BEGIN Supplied information
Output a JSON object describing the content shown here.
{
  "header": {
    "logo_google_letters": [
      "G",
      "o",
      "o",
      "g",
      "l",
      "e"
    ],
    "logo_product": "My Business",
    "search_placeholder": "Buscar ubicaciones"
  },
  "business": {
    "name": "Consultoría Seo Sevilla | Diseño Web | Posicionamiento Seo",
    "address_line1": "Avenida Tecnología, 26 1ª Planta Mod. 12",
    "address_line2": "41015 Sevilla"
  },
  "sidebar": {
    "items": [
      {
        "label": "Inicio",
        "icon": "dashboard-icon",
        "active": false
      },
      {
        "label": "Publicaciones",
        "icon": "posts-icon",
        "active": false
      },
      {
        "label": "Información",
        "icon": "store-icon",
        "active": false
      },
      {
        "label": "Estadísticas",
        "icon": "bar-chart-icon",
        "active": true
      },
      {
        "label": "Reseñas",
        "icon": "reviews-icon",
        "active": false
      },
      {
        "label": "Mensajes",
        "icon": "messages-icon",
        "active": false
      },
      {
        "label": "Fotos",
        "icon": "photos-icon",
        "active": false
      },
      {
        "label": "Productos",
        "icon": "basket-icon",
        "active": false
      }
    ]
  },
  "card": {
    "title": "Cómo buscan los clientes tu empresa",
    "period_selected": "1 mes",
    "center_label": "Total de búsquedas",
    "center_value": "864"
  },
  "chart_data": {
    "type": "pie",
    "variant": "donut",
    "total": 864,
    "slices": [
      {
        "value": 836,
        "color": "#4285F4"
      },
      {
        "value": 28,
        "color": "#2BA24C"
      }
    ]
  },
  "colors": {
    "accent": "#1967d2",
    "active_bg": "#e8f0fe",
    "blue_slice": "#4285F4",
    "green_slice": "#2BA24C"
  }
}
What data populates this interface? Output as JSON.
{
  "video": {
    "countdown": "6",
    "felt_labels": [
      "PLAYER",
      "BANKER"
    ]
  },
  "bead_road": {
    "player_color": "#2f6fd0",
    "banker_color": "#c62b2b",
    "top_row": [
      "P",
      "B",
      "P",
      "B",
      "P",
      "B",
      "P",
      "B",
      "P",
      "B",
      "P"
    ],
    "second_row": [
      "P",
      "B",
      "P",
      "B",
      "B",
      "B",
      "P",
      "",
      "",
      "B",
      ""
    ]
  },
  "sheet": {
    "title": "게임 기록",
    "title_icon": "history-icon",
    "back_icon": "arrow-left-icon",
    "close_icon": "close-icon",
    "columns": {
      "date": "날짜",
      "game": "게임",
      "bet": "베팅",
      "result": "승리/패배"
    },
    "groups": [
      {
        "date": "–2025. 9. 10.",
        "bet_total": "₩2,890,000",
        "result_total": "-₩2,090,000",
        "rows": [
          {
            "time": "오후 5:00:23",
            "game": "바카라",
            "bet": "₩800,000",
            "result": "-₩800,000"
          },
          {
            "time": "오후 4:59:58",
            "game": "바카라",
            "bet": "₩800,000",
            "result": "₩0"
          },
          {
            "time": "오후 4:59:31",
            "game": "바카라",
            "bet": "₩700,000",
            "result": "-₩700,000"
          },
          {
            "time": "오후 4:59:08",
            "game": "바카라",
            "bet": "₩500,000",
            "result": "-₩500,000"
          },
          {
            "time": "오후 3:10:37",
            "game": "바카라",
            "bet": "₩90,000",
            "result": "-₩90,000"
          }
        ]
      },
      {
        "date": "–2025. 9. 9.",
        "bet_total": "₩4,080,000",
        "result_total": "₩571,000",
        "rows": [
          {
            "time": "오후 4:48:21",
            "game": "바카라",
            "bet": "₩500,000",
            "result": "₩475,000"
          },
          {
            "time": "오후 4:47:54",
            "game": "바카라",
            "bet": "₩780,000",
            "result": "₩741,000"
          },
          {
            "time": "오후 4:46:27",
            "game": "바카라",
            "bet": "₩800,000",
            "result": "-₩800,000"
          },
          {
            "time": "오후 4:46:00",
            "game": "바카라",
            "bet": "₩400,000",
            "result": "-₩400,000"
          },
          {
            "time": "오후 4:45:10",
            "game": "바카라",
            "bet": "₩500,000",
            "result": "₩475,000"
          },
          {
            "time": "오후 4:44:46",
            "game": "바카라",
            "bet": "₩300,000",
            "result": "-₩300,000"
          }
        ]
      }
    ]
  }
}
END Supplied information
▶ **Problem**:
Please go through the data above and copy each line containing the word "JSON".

▶ **Task response**:
Output a JSON object describing the content shown here.
What data populates this interface? Output as JSON.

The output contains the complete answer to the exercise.